Financial support for the cyclotron has been provided by the Northern Ontario Heritage Fund Corporation (NOHFC), FedNor, The City of Thunder Bay and the donors who contributed to the Health Sciences Foundation’s Exceptional Cancer Care Campaign.
"We are excited that the cyclotron is here and can soon be used to provide enhanced care to patients in Thunder Bay and Northwestern Ontario,” says Glenn Craig, President & CEO, Thunder Bay Regional Health Sciences Foundation (TBRHSF). “Our generous donors helped make this day possible. They contributed $2.2-million to the cyclotron through the Exceptional Cancer Care Campaign and are very proud of being part of this important milestone." During the spring, the public will get an opportunity to view the cyclotron and the facility up close. A series of open houses will be taking place in late March or early April to allow the public to tour the facility in the Health Services Centre and learn more about how this unique machine benefits patient care and the local economy. The exact dates and times are still in the works and will be promoted later this month.
Mike Campbell, Director of Cyclotron Operation for the Thunder Bay Regional Research Institute
“ This is a huge milestone, one we have been waiting for many years. It is an honour to be the person that talks to you today because there has been many people involved to get to this point.” “ The construction on the building started before the cyclotron bunker did because we were waiting for our licenses to start construction of the bunker itself. The cyclotron came from Vancouver on a flat bed trailer. We uncrated it in the parking lot and used an engineered lift plan with the details of the bunker.”

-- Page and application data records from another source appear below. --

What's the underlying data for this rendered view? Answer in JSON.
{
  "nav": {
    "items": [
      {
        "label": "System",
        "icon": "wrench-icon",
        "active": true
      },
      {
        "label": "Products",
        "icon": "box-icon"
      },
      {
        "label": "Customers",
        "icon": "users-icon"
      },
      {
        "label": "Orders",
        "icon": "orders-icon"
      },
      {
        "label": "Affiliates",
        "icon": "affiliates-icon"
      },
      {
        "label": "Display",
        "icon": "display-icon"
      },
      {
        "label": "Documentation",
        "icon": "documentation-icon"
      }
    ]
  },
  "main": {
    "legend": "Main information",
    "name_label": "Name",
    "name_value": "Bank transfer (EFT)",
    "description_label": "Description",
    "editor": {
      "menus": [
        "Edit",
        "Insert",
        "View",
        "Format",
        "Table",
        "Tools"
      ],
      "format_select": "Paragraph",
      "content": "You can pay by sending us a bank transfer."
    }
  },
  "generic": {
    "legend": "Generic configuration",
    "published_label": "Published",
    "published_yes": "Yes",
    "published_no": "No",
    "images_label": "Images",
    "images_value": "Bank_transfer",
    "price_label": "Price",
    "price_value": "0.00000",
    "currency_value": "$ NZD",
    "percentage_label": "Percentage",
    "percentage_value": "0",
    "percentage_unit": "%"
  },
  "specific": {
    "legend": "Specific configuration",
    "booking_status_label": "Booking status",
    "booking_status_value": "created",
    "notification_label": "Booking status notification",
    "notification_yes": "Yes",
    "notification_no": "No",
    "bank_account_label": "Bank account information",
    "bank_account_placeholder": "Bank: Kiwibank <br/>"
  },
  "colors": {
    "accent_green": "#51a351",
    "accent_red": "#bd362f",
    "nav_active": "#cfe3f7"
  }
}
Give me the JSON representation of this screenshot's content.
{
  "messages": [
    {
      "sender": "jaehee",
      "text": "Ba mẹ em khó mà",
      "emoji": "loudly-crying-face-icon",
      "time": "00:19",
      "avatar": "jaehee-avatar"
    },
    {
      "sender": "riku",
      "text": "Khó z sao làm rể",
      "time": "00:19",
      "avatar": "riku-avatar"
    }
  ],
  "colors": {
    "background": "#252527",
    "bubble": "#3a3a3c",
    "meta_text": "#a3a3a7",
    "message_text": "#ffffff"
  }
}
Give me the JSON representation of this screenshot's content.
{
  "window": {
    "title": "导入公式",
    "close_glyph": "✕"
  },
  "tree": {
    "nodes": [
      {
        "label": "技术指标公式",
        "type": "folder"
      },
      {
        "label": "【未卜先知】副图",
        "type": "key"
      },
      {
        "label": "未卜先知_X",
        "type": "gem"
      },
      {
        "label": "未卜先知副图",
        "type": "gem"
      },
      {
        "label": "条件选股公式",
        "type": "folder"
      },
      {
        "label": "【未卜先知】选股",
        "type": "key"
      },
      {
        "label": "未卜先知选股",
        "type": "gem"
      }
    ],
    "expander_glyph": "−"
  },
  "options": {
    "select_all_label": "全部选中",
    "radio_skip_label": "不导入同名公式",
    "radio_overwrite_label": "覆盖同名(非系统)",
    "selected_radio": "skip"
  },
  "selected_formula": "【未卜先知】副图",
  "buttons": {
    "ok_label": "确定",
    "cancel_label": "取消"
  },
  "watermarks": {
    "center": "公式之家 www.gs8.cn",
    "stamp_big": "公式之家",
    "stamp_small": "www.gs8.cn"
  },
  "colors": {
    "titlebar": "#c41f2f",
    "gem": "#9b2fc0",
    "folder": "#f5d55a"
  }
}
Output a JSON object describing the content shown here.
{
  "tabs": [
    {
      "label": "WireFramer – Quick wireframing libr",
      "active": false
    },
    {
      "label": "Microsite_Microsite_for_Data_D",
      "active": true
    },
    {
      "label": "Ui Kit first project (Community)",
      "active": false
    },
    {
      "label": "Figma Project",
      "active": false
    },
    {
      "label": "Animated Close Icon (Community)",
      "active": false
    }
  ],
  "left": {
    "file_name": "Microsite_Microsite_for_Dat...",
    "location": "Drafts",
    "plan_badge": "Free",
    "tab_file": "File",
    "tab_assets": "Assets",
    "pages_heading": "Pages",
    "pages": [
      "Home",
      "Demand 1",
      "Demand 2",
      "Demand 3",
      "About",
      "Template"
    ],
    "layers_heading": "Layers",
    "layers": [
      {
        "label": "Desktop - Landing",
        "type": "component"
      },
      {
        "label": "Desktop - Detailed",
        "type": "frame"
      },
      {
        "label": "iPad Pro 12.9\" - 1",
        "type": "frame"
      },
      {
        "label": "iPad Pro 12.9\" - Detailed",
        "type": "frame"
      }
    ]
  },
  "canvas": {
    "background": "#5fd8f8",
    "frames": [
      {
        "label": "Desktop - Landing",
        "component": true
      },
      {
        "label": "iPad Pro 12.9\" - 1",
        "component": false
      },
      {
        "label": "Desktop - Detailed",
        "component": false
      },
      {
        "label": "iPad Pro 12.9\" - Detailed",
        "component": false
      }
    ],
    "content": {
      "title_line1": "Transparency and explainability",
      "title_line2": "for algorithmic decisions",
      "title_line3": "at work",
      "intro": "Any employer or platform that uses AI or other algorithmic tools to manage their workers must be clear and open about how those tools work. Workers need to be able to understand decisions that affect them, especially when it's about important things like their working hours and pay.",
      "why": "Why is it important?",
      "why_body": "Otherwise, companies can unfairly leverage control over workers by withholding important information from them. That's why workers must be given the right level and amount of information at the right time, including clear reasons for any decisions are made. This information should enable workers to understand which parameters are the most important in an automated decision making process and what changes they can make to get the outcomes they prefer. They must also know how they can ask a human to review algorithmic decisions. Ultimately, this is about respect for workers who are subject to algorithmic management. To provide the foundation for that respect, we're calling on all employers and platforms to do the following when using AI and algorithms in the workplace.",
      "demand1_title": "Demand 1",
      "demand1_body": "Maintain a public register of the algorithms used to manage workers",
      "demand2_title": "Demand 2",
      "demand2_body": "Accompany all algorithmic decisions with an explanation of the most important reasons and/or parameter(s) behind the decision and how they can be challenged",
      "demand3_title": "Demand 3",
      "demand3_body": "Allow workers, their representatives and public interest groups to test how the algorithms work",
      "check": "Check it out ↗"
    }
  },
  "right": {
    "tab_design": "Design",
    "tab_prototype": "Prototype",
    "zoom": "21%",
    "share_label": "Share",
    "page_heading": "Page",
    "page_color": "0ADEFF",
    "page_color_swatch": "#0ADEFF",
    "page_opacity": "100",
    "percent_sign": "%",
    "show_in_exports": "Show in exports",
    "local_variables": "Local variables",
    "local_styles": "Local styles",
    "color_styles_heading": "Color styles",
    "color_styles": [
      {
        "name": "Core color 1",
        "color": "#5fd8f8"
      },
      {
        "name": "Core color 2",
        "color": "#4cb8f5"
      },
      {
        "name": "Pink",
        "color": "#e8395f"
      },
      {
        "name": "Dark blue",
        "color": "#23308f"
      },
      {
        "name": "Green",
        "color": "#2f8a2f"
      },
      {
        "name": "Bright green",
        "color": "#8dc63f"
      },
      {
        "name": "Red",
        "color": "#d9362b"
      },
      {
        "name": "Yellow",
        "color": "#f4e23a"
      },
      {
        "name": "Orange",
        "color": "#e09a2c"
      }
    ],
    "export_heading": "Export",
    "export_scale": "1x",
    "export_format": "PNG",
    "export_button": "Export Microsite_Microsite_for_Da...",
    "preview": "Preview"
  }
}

“ The Cyclotron itself cost about $3.5 million and will be used to create isotopes right here in Thunder Bay. It will let us meet our own needs and support the research that is going to happen here. Thunder Bay has a unique opportunity to have access to machine like this. It is very rare in a city the size of Thunder Bay. It will give our scientists the tools they need to try and discover the next imaging agent that will let doctors have better answers in treating cancers.” “ We picked a cyclotron that is a little larger than normal. Our location is remote and we can make isotopes with a little longer shelf life.”
“ This is not the finish line. We have to get everything assembled, it doesn’t come all in one piece, some assembly required. We have to go through the commissioning of the facility and the cyclotron itself. After that we have to make sure we have all the processes and procedures in place to be able to produce the pharmaceutical we are going to make safely for the patients. If everything goes smoothly we should produce isotopes for research use before summer. Our hope by the end of the year is to produce isotopes for patients in Thunder Bay.”